Amy L. Hillard, Carey S. Ryan, Sarah J. Gervais

Research output: Contribution to journalArticlepeer-review

20 Scopus citations


We examined reactions to the Race Implicit Association Test (IAT), which has been widely used but rarely examined as an educational tool to raise awareness about racial bias. College students (N=172) were assigned to read that the IAT reflected either personal beliefs or both personal and extrapersonal factors (single vs. multiple explanation conditions). They then completed the IAT and quantitative measures of affect, attitudes, and belief in bias. A subset of participants (n=32) also wrote reaction papers, which were used to develop qualitative themes to more fully describe reactions to the IAT. Quantitative results revealed that participants with a stronger implicit preference for European Americans more strongly believed in implicit bias in the multiple (vs. single) explanation condition. Mixed methods analyses using data transformation and typology development indicated that participants whose qualitative IAT responses were more negative were subsequently more likely to help an African American.

Original languageEnglish (US)
Pages (from-to)495-516
Number of pages22
JournalSocial Psychology of Education
Issue number3
StatePublished - Sep 2013
Externally publishedYes


  • Diversity training
  • Implicit bias
  • Mixed methods
  • Prejudice reduction

ASJC Scopus subject areas

  • Social Psychology
  • Education
  • Developmental and Educational Psychology
  • Sociology and Political Science

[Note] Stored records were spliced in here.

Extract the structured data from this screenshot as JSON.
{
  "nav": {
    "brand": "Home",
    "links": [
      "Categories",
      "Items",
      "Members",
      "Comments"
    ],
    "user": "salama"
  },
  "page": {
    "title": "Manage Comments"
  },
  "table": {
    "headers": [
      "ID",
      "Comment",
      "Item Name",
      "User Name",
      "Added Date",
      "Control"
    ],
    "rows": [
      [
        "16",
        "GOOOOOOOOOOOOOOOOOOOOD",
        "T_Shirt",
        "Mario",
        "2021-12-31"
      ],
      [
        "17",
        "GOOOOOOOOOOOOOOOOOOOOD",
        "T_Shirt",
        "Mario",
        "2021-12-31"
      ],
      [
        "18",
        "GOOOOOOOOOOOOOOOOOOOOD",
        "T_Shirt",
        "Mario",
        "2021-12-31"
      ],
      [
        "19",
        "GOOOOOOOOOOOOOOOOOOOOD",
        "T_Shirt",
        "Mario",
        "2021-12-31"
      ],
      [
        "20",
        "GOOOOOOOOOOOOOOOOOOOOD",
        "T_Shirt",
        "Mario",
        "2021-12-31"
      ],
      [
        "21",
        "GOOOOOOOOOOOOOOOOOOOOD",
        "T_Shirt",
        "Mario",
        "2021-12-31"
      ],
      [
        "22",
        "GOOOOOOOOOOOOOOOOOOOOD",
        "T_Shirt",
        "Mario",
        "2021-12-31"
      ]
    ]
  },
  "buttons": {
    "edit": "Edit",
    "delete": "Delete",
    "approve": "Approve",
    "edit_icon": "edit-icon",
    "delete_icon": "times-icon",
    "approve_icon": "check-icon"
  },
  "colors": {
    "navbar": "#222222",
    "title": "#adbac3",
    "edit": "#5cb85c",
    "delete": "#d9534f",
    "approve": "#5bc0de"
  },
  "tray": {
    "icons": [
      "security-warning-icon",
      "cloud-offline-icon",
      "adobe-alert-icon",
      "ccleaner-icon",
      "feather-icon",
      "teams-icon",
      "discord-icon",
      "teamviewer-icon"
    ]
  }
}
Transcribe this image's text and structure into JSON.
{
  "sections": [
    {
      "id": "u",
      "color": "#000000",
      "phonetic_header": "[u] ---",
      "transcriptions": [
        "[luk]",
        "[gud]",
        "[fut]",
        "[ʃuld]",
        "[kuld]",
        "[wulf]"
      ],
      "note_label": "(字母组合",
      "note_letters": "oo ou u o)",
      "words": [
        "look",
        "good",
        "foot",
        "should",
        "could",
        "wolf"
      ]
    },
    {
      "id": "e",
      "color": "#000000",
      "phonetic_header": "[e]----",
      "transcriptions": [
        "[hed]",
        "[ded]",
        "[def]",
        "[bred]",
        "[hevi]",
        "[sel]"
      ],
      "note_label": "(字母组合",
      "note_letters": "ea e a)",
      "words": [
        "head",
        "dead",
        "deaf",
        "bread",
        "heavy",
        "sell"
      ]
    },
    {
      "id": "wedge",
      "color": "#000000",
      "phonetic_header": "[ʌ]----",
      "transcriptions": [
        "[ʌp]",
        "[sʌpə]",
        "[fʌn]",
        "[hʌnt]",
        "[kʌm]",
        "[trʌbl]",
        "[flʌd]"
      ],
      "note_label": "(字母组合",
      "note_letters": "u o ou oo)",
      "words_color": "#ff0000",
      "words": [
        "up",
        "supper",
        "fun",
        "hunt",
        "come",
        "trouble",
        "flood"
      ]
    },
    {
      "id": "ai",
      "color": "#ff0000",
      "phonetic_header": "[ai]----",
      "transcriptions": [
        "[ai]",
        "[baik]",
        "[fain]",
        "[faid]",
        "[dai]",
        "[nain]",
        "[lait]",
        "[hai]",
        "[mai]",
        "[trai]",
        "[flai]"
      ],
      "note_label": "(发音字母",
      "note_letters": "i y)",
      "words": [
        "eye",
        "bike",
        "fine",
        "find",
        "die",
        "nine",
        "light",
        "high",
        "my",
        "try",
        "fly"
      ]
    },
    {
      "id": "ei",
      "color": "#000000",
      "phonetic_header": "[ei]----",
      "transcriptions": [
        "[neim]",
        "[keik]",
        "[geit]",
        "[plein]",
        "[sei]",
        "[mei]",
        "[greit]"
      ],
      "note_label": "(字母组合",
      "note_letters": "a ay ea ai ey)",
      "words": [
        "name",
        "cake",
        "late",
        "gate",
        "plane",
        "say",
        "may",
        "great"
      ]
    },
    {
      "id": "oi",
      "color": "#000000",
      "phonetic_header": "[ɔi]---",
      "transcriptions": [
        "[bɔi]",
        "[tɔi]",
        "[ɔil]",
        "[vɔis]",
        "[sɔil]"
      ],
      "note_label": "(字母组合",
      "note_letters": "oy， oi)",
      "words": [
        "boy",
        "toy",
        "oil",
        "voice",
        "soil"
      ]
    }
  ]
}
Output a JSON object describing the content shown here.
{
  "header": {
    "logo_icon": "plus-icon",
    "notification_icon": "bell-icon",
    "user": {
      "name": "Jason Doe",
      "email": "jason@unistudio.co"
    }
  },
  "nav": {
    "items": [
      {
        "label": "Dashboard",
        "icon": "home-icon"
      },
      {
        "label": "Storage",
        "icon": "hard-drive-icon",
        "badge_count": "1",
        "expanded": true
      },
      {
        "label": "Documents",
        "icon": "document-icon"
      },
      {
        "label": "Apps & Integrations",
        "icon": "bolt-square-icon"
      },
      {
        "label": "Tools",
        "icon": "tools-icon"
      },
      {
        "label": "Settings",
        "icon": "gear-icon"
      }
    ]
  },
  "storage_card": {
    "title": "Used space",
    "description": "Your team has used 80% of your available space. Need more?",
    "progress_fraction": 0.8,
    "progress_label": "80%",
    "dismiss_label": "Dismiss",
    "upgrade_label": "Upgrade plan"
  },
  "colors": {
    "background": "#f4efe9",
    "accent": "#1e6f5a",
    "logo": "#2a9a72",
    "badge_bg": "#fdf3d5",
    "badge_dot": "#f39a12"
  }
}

Dive into the research topics of 'Reactions to the implicit association test as an educational tool: A mixed methods study'. Together they form a unique fingerprint.

Cite this